We then continue to the Mukti Kundas to take a sacred dip. “You go first” I say to my friend, buying myself some more time to mentally prepare for this incredibly freezing experience. I can’t see anyone else taking fully immersed dips, specially no women and definitely no white woman. My friend is back. It is my turn now. I change in one of the changing rooms around the corner and close my eyes for a few moments. And just when I am about to start, I ask in disbelieve “Are these snow flakes that are falling on us?”. Yup, they are! And the snowfall picks up quickly turning into a proper snow storm. We definitely have minus degrees. I decide to power through with the dips before temperatures drop further. The dips start by passing all the 108 Mukti Kundas and conclude in full dips in the two ponds infront of the temple. Done, the first 108 Mukti Kundas are manageable I think to myself. Now the big part is ahead. I focus and mentally prepare myself for the full water dips. With steady speed I walk inside the pond and feel my legs getting numb. It is incredibly cold. I look at my friend one last time and down I am. An amazing experience. Although changing back into my clothes proves challenging….my red swollen fingers and toes don’t want to move as ordered by my brain.

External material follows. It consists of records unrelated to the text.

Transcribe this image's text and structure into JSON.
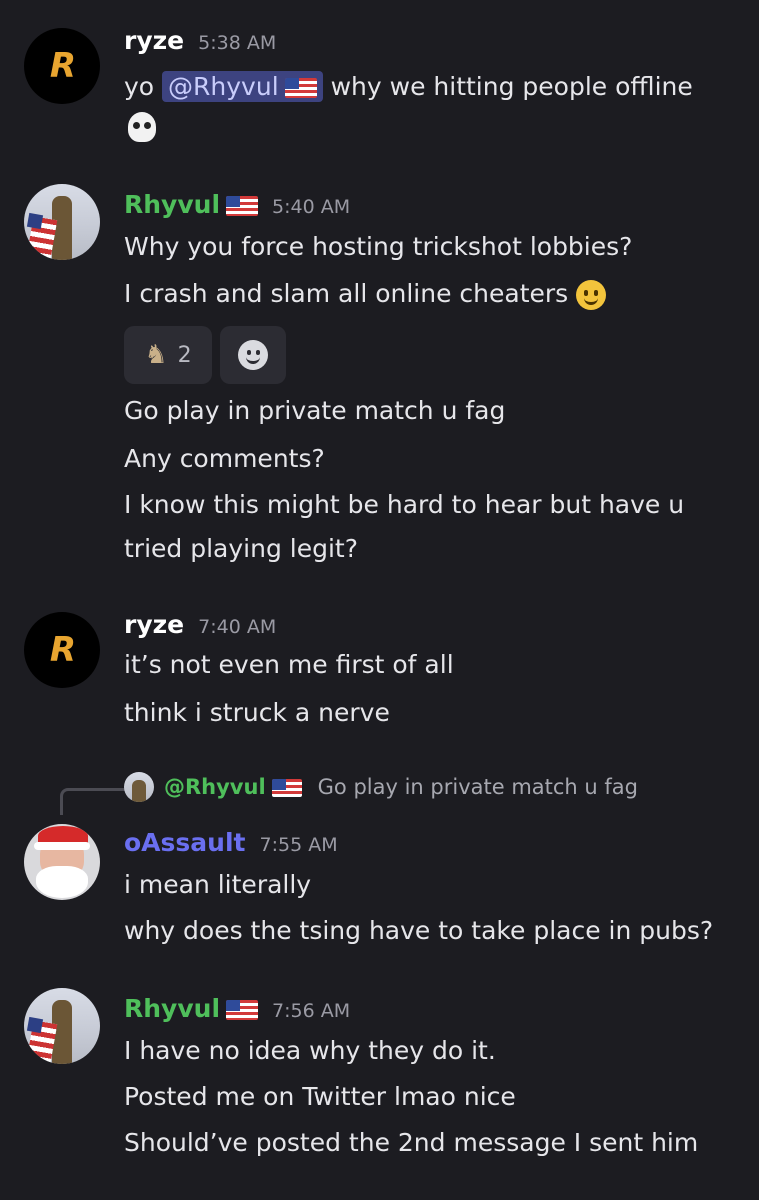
{
  "messages": [
    {
      "username": "ryze",
      "timestamp": "5:38 AM",
      "line_prefix": "yo",
      "mention": "@Rhyvul",
      "line_suffix": "why we hitting people offline",
      "emoji": "skull-icon"
    },
    {
      "username": "Rhyvul",
      "timestamp": "5:40 AM",
      "lines": [
        "Why you force hosting trickshot lobbies?",
        "I crash and slam all online cheaters"
      ],
      "reactions": [
        {
          "emoji": "goat-icon",
          "count": "2"
        },
        {
          "emoji": "add-reaction-icon"
        }
      ],
      "lines_after": [
        "Go play in private match u fag",
        "Any comments?",
        "I know this might be hard to hear but have u",
        "tried playing legit?"
      ]
    },
    {
      "username": "ryze",
      "timestamp": "7:40 AM",
      "lines": [
        "it’s not even me first of all",
        "think i struck a nerve"
      ]
    },
    {
      "reply_to": {
        "username": "@Rhyvul",
        "text": "Go play in private match u fag"
      },
      "username": "oAssault",
      "timestamp": "7:55 AM",
      "lines": [
        "i mean literally",
        "why does the tsing have to take place in pubs?"
      ]
    },
    {
      "username": "Rhyvul",
      "timestamp": "7:56 AM",
      "lines": [
        "I have no idea why they do it.",
        "Posted me on Twitter lmao nice",
        "Should’ve posted the 2nd message I sent him"
      ]
    }
  ],
  "colors": {
    "background": "#1c1c21",
    "ryze_name": "#ffffff",
    "rhyvul_name": "#4fbf5b",
    "oassault_name": "#6a6ff0",
    "mention_bg": "#3d4380"
  },
  "avatars": {
    "ryze": "ryze-logo-icon",
    "rhyvul": "rhyvul-avatar",
    "oassault": "santa-avatar"
  }
}
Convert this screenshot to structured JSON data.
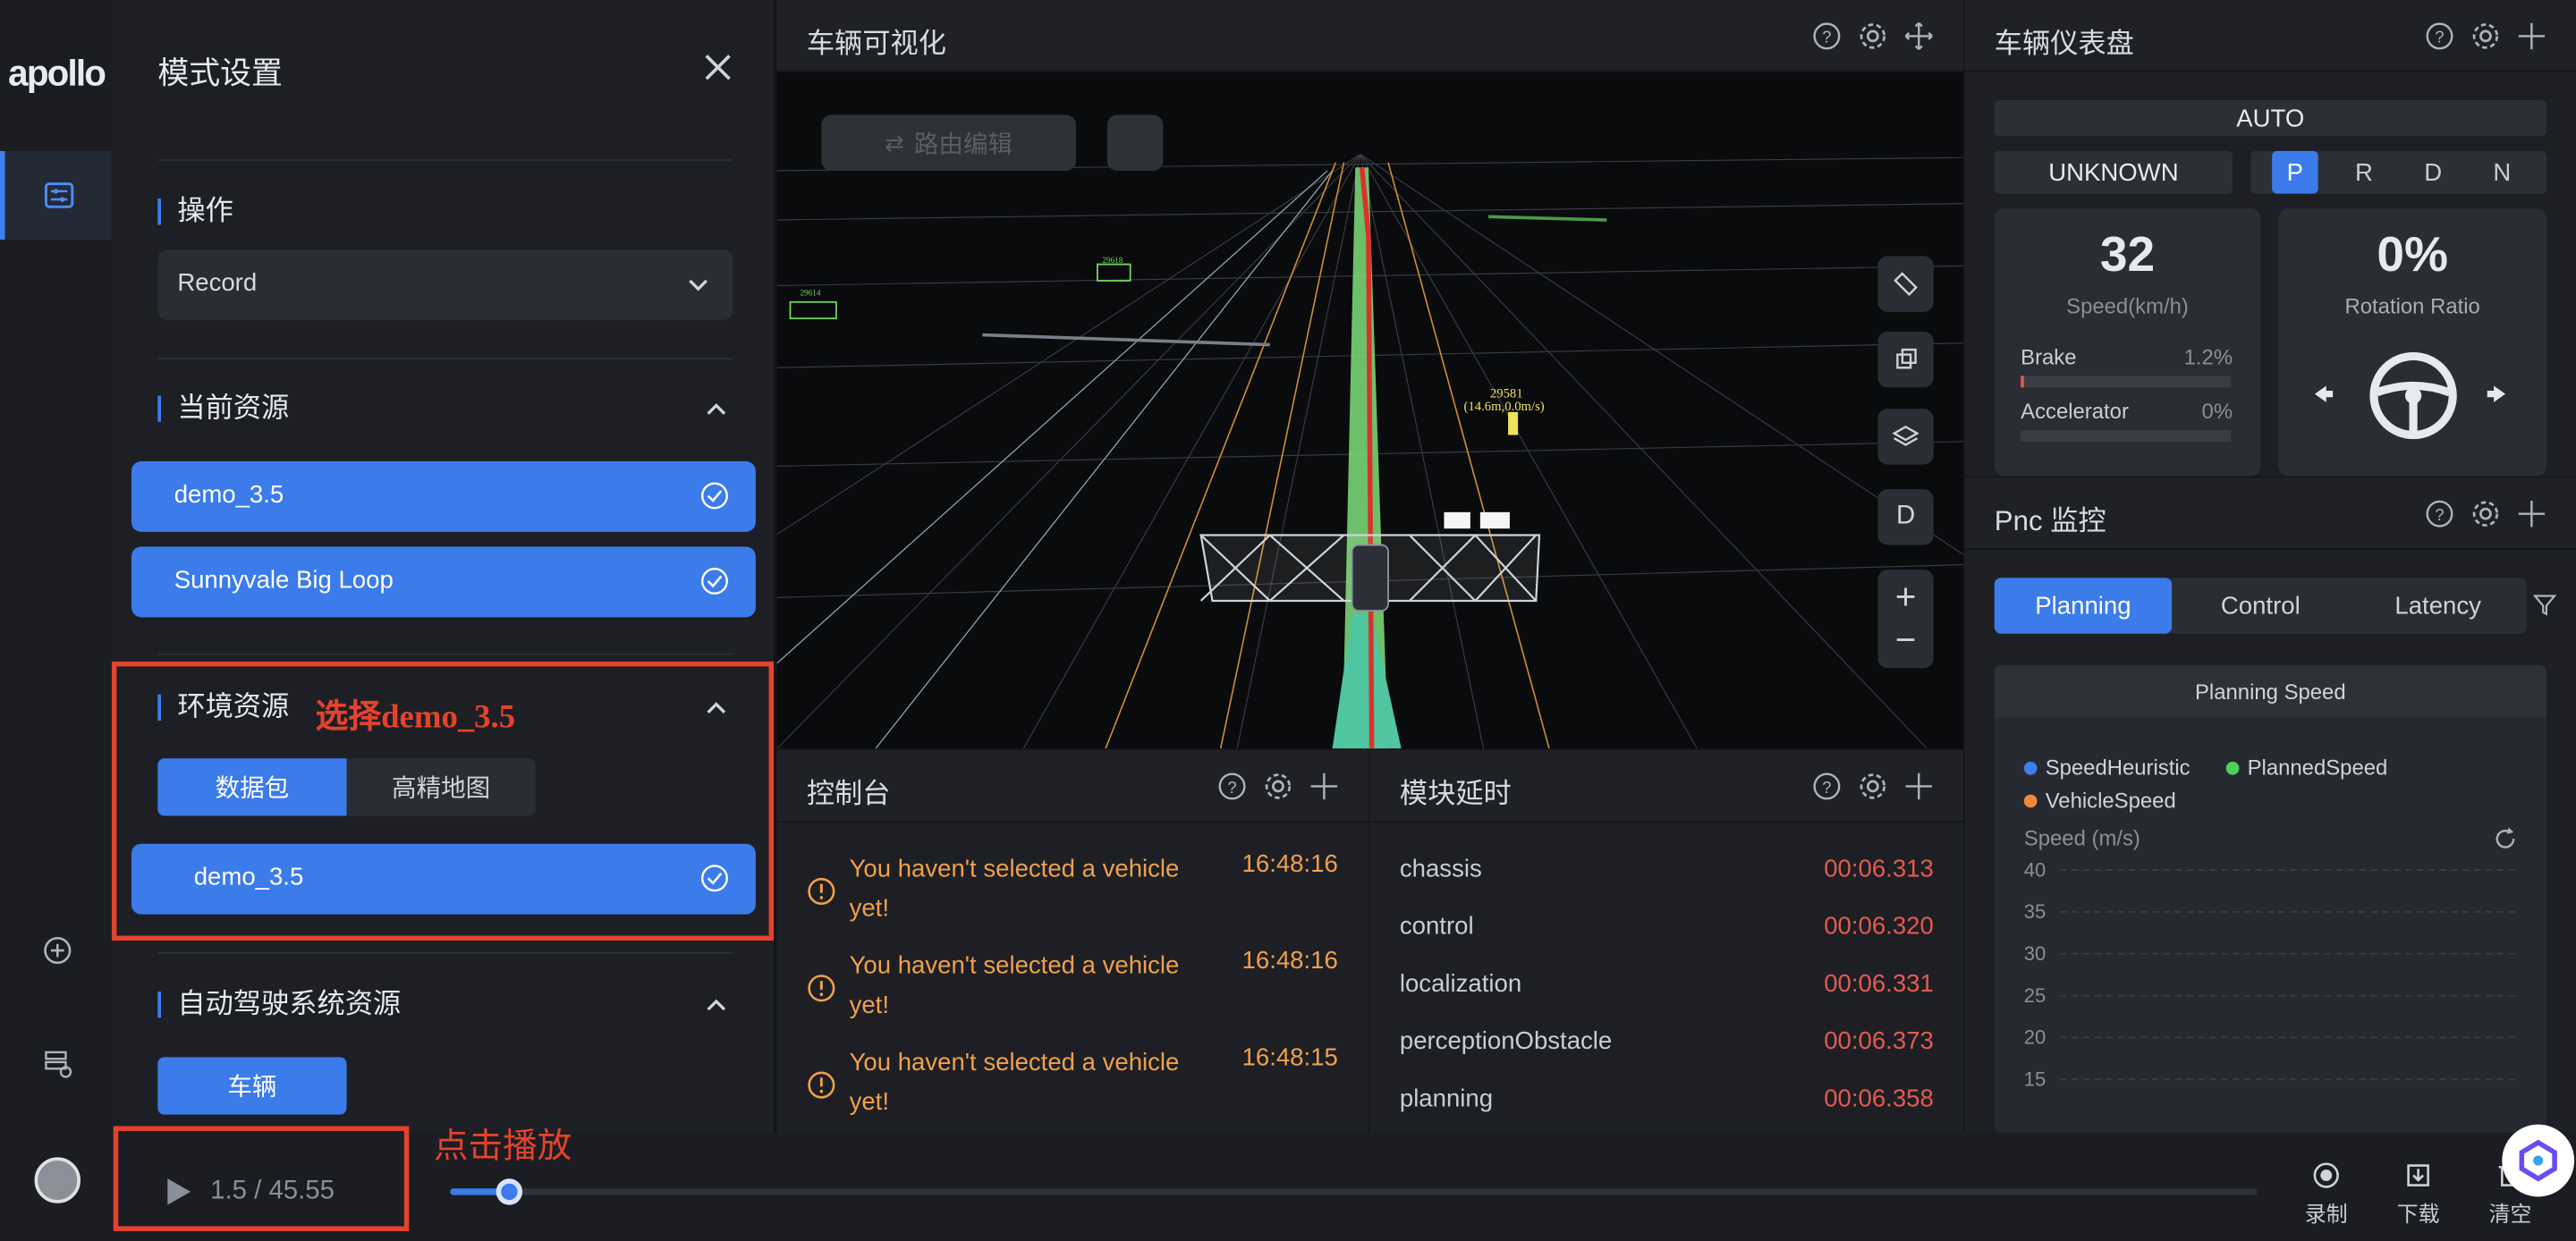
{
  "brand": {
    "logo": "apollo"
  },
  "mode_panel": {
    "title": "模式设置",
    "operation": {
      "title": "操作",
      "selected": "Record"
    },
    "current_resources": {
      "title": "当前资源",
      "items": [
        "demo_3.5",
        "Sunnyvale Big Loop"
      ]
    },
    "env_resources": {
      "title": "环境资源",
      "annotation": "选择demo_3.5",
      "tabs": [
        "数据包",
        "高精地图"
      ],
      "active_tab": "数据包",
      "items": [
        "demo_3.5"
      ]
    },
    "ads_resources": {
      "title": "自动驾驶系统资源",
      "button": "车辆"
    }
  },
  "vis": {
    "title": "车辆可视化",
    "route_edit": "路由编辑",
    "obstacle_label_1": "29581",
    "obstacle_label_2": "(14.6m,0.0m/s)",
    "obstacle_label_3": "29618",
    "obstacle_label_4": "29614",
    "view_button": "D"
  },
  "dashboard": {
    "title": "车辆仪表盘",
    "mode": "AUTO",
    "status": "UNKNOWN",
    "gears": [
      "P",
      "R",
      "D",
      "N"
    ],
    "active_gear": "P",
    "speed_value": "32",
    "speed_label": "Speed(km/h)",
    "brake_label": "Brake",
    "brake_value": "1.2%",
    "brake_level": 0.012,
    "accel_label": "Accelerator",
    "accel_value": "0%",
    "accel_level": 0,
    "rotation_value": "0%",
    "rotation_label": "Rotation Ratio"
  },
  "pnc": {
    "title": "Pnc 监控",
    "tabs": [
      "Planning",
      "Control",
      "Latency"
    ],
    "active_tab": "Planning",
    "chart_title": "Planning Speed",
    "legend": [
      "SpeedHeuristic",
      "PlannedSpeed",
      "VehicleSpeed"
    ],
    "colors": {
      "SpeedHeuristic": "#3d7ef0",
      "PlannedSpeed": "#4fcf5a",
      "VehicleSpeed": "#f08a3a"
    },
    "ylabel": "Speed (m/s)"
  },
  "chart_data": {
    "type": "line",
    "title": "Planning Speed",
    "ylabel": "Speed (m/s)",
    "yticks": [
      40,
      35,
      30,
      25,
      20,
      15
    ],
    "series": [
      {
        "name": "SpeedHeuristic",
        "values": []
      },
      {
        "name": "PlannedSpeed",
        "values": []
      },
      {
        "name": "VehicleSpeed",
        "values": []
      }
    ]
  },
  "console": {
    "title": "控制台",
    "messages": [
      {
        "text": "You haven't selected a vehicle yet!",
        "time": "16:48:16"
      },
      {
        "text": "You haven't selected a vehicle yet!",
        "time": "16:48:16"
      },
      {
        "text": "You haven't selected a vehicle yet!",
        "time": "16:48:15"
      }
    ]
  },
  "latency": {
    "title": "模块延时",
    "rows": [
      {
        "name": "chassis",
        "value": "00:06.313"
      },
      {
        "name": "control",
        "value": "00:06.320"
      },
      {
        "name": "localization",
        "value": "00:06.331"
      },
      {
        "name": "perceptionObstacle",
        "value": "00:06.373"
      },
      {
        "name": "planning",
        "value": "00:06.358"
      }
    ]
  },
  "player": {
    "annotation": "点击播放",
    "progress_text": "1.5 / 45.55",
    "current": 1.5,
    "total": 45.55,
    "progress": 0.033
  },
  "actions": {
    "record": "录制",
    "download": "下载",
    "clear": "清空"
  }
}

Now we are all set to set foot into the Muktinath Shrine. What is in particular precious to observe is a Hindu and Buddhist priest working along side together in the temple. We do our Parikrama, receive Prasad and blessings from both. By now heavy snow starts falling and within minutes the whole area is fully covered in white. All other travellers have left by now. Silently, our hearts filled with gratitude, we bid good-bye and start our journey home.